- Insanity Immunity: Dave Smith, the who was so deadlocked by anxiety issues as a child that he eventually punched through madness and out the other side to become a preternaturally Unfazed Everyman. He endures a full-on mental assault from Bedlam without batting an eye, although more mundane life worries can paralyze him.
- Literal Split Personality: Bedlam, Echo, and Lucid. All three look just like Patient 23 all three have different takes on what to do with the city. Also, Penelope as Lucid personified.
- Mad Mathematician: Kelsey Jones, who indulges heavily in analysis of the Sideways Signals even at the cost of her sanity. The counterpoint to Chaos Is Evil.
- Mad Oracle: Cass, the Beatnik poet who can read words hovering over people's heads. This became less worryingly crazy when she met similarly strange people.
- New Media Are Evil: Sideways Signals, the digital counterpart to the Sideways. Websites you can only access through cubism-infected computers, cable channels between other channels, broadcast frequencies with impossible TV programming, etc. Also mixes in Old Media Are Evil.
- Not Blood Siblings: Vivi and Marcy Wei. Vivi was adopted. The pair repeatedly deny any sexual element in their relationship despite appearances, although there's clearly an amount of unhealthy codependency, particularly from the moody Marcy.
- Omnicidal Maniac: Echo, who normally encourages suicide as a way out of the City.
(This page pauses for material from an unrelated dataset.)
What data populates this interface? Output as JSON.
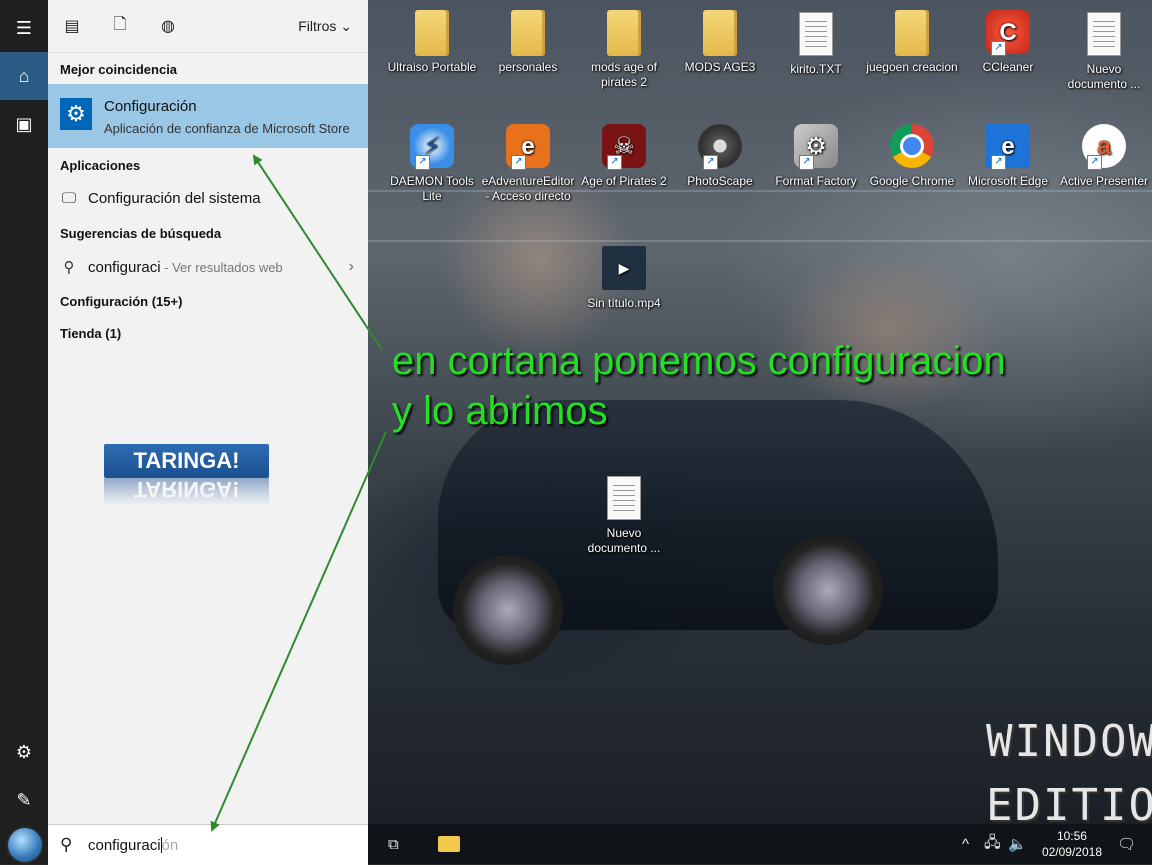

Since the city is actually a Dream Land, she wants to wake up the dreamer and obliterate the entire City in one go. Would actually wake Penny up, not kill her as such, since she's the literal (sleeping) consciousness of Patient 23. Of course, it's still a dream... hard to tell how close to her waking personality she is...
- Papa Bear: Gregory Yates, although he often slides into Overprotective Dad territory.
- Parental Abandonment: Since people rarely arrive in the city alongside loved ones, orphanages do a booming business. Sometimes this results in being Happily Adopted, but in the case of the Wei sisters, not so much — they rely on being True Companions to each other to make up for parental neglect.
- Reality Warper: The cubist Picassos are these; roving monsters that twist the world around them as they pass. So, to a far greater degree, is Penelope. It makes sense; the city is her dream. Well, the normally one would say the city is her waking self's dream, but she's never yet been awake.
- Slipping a Mickey: One half of Bedlam's plan to turn the city into a paradise of insanity. Seth Dougall arranges for the water supply to be tainted with a slow-release anxiety drug.
- Through the Eyes of Madness: Occasional moments from the perspective of a Picasso. They don't realize they're mentally a scattershot Reality Warper — they're just lost, in more than one sense of the word.
- You Can't Go Home Again: Passage to the City is a one way ticket. There are no routes back to Earth, and there's an entire branch of government (Department of Orientation) dedicated to helping new imports accept their fate and embrace a new life.